HB 1335, passed by the state Legislature in 2021, funds research for the University of Washington and Eastern Washington University to identify restrictive covenants on private property and inform property owners. See the UW’s interactive map showing some of the subdivisions known to have been unlawfully restricted through deed provisions or restrictive covenants. This map is not exhaustive and currently contains King County properties only. The researchers are currently working on mapping restrictive covenants in Snohomish County.
Or you can do your own research. One option is to search the land title records maintained by Snohomish County Recording. These records are public, so you can search them for free. This can be a complex process and may require additional assistance from Snohomish County Recording. Research and copy fees may apply.
You can also review your owner's title insurance policy, which is typically issued at the same time the property is purchased. A title insurance policy identifies documents appearing in the public records that affect title to the property. Your policy may reference deeds recorded decades ago, or covenant documents affecting an entire subdivision. You may be able to request copies from the title company that issued your title policy, although a fee may be charged.

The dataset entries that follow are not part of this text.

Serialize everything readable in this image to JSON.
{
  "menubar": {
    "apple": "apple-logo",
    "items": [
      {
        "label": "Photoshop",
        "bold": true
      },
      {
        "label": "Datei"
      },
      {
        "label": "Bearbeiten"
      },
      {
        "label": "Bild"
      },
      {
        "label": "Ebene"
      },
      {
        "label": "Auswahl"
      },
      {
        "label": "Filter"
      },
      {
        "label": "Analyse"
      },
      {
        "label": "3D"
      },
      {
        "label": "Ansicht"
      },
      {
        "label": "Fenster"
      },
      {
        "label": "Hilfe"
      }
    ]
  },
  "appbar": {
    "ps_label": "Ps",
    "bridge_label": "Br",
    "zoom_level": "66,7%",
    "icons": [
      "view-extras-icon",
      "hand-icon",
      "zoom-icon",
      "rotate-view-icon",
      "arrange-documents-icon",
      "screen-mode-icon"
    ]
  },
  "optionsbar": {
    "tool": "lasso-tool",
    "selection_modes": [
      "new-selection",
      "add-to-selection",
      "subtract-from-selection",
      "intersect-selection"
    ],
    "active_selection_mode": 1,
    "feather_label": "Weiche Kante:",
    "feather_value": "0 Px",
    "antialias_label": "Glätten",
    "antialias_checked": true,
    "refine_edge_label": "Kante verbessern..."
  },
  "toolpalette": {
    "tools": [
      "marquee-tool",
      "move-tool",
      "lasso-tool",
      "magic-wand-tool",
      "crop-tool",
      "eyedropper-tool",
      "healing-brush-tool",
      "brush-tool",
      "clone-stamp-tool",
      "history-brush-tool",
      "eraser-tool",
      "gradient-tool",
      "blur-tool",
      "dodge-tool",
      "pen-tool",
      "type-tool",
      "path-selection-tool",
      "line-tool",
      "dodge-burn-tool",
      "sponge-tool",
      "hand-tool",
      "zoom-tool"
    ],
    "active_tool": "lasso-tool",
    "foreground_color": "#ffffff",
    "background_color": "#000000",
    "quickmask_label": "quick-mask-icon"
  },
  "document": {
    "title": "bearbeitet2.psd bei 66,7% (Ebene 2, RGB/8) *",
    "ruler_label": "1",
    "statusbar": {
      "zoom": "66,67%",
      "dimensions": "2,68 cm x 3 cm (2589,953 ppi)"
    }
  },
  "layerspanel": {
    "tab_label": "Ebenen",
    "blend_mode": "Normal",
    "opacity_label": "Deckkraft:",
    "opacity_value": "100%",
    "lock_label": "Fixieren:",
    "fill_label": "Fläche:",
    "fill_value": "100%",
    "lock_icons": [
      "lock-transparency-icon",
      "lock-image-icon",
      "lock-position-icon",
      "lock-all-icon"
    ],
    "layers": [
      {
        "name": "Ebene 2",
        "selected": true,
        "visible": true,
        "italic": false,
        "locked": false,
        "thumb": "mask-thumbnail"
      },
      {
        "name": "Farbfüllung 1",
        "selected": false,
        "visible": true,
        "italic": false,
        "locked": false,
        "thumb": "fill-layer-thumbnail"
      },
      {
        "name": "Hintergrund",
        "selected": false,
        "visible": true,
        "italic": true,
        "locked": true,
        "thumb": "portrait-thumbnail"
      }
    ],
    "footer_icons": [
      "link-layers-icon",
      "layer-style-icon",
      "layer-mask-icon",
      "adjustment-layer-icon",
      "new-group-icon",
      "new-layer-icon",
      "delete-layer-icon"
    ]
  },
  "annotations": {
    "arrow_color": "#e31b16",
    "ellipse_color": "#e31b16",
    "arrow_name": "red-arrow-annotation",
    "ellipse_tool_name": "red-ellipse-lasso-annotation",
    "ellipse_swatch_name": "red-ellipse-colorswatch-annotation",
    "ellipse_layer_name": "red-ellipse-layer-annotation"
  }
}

You may also use the recording information in your title policy to get copies from Recording.